Summer Short-term Fellowship

BMRC FELLOWS Logo-esque_3240.png

Through an international competition, the BMRC offers 1-month residential fellowships in the City of Chicago for its Summer Short-term Fellowship Program.  The Summer Short-term Fellowship Program has engaged scholars, artists, writers, and public historians to better formulate new historical narratives of the Black experience. The new, original research and art developed through this program is significant as it illuminates the national and international importance of Chicago to African American history.

In October 2018, BMRC hosted the first Summer Short-term Fellows Reunion and National Gathering of African American Studies Scholars, covered in the Fall 2018 volume of the BMRC newsletter.

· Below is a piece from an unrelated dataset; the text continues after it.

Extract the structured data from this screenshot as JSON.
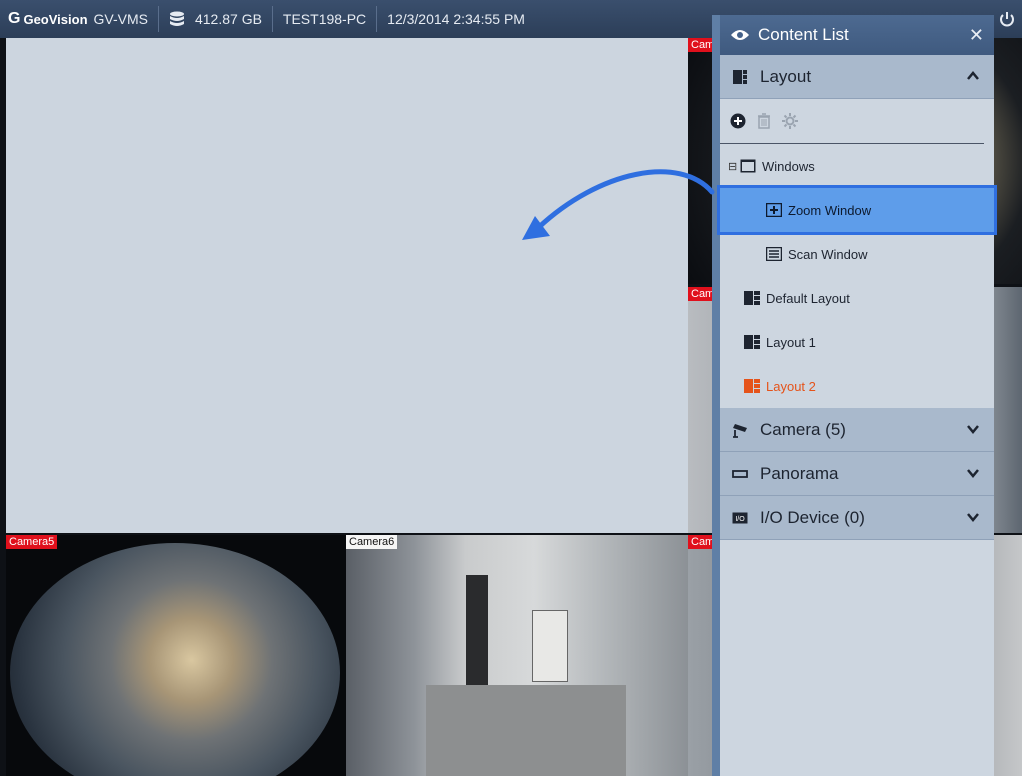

Former Fellows from Chicago, throughout the US, Canada and France, and scholars interested particularly in the history of Black Chicago converged in Indianapolis at the Annual Meeting of the Association for the Study of African American Life and History.  A special edition of selected Former Fellows’ essays is forthcoming in the publication, New Histories of Black Chicago.


Application Information:

The 2023 Summer Short-Term Fellowship application period closed on December 2, 2022. We encourage your application next year and also recommend you read the OVERVIEW & HOW to APPLY webpage to become familiar with the application requirements and other program details.

2022 Fellows:


Richard Benson, II, Ph.D
Associate Professor, Education
Spelman College
Project Title: Harold Washington: Black Power Politics and United Front Radicalism in the ‘City of Wind’


Daniel Candee
M.A. in Social Sciences
University of Chicago
Project Title: From the Front Door to the Factory Floor: Triumphs and Tribulations of Black Autonomy in the Interwar Illinois Communist Party


Michelle Johnson
Ph.D candidate, History and African American Studies
Yale University
Project Title: Wagons and Warehouses: Desegregating Chicago Public Schools, 1942-1966


Brandon Stokes
Ph.D candidate, African American and African Diaspora Studies
Indiana University
Project Title: A Divided Bronzeville: How Race and Class Created Separate Housing Institutions for African Americans in the Black Metropolis


Peter Kent-Stoll
Ph.D candidate, Sociology
Certificat e in African Diaspora Studies
University of Massachucetts
Project Title: Imperial Metropolis: Settler Colonialism and Antiblackness in Chicago, 1952-1972


Paul Michael Thomson
Ph.D student, Afro-American Studies, Literature & Culture Track
University of Massachusetts
Founder & Executive Director, Governing Ensemble
The Story Theatre, Chicago, Illinois
Project Title: Comparative Practices in New Play Development, Conversant with Chicago’s Black Arts Movement


Andre Zachary
MFA, Performance & Interactive Media Arts
Brooklyn College, CUNY
Co-Founder/Artistic Director, Renegade Performance Group, Brooklyn, NY
Project Title: Against Gravity: Flying Afrikans + Other Urban Legends

Past Fellows:




Image credit for laptop/application form icon: